Start of Exercise data
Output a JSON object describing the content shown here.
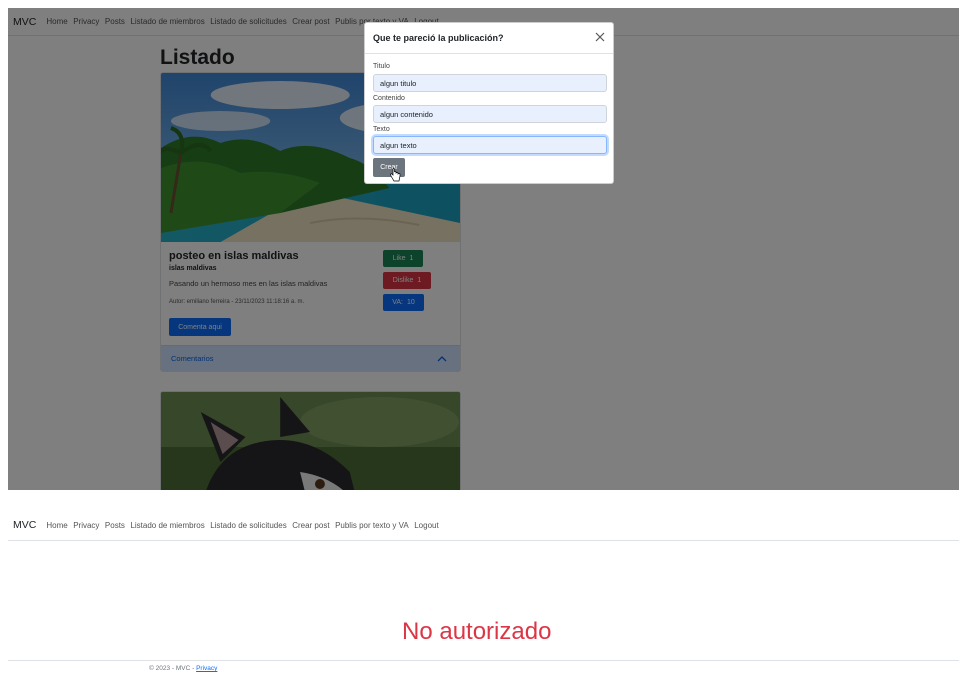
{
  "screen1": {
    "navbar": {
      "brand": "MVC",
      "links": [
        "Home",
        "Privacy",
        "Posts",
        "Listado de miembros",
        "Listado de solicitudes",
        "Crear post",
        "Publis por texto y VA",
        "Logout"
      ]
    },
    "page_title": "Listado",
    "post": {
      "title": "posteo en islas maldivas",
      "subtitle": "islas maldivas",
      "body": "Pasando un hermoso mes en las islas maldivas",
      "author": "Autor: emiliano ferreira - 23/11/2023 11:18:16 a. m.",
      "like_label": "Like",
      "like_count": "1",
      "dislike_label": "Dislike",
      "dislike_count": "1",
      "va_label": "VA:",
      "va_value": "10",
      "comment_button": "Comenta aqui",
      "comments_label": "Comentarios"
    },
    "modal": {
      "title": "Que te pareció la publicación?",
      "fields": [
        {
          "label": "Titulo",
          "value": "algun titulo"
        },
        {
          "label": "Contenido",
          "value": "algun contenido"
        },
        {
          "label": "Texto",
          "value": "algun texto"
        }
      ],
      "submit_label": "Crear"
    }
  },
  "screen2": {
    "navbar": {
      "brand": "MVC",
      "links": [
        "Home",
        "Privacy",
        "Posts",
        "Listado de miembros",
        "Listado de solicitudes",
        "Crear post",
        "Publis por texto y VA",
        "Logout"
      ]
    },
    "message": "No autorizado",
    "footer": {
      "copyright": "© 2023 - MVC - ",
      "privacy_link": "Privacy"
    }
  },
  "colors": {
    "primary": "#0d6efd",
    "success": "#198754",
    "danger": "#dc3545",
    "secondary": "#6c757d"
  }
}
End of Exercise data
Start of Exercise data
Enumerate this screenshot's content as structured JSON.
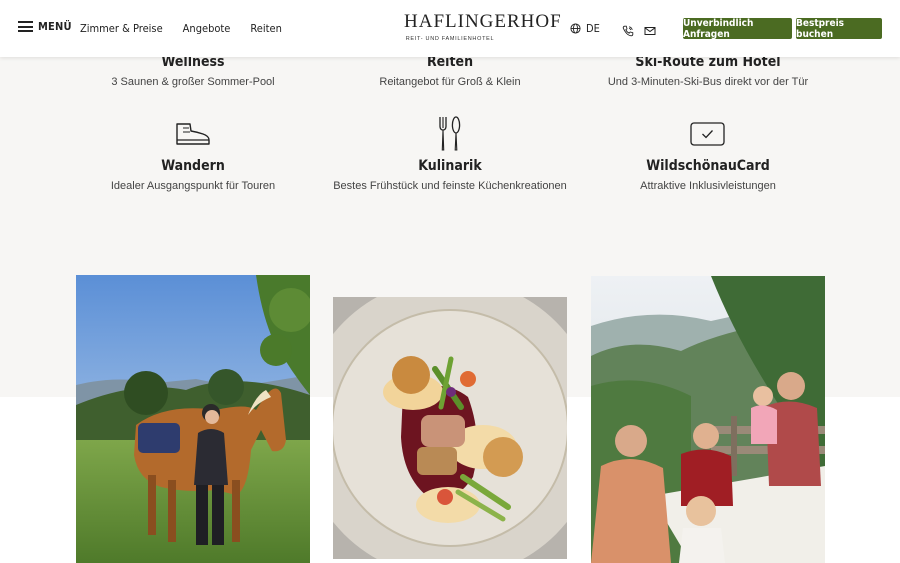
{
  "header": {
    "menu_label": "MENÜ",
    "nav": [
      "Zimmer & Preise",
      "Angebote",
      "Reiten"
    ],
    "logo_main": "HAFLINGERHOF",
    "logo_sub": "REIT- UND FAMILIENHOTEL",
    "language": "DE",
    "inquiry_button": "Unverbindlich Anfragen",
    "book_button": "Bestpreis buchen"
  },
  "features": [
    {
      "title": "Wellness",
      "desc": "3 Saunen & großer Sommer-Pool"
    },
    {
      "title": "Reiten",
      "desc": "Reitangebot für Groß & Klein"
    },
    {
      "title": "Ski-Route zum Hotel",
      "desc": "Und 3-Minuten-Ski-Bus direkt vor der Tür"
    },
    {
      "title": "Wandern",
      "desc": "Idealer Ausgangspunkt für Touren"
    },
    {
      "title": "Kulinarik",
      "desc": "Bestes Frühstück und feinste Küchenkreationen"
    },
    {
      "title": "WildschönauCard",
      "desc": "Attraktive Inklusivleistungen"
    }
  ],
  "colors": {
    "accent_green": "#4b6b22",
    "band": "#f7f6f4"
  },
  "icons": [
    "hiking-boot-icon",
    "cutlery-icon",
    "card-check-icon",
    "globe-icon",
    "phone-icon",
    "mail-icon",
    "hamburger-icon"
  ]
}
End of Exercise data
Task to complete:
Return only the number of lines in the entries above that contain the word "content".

Response to this exercise:
2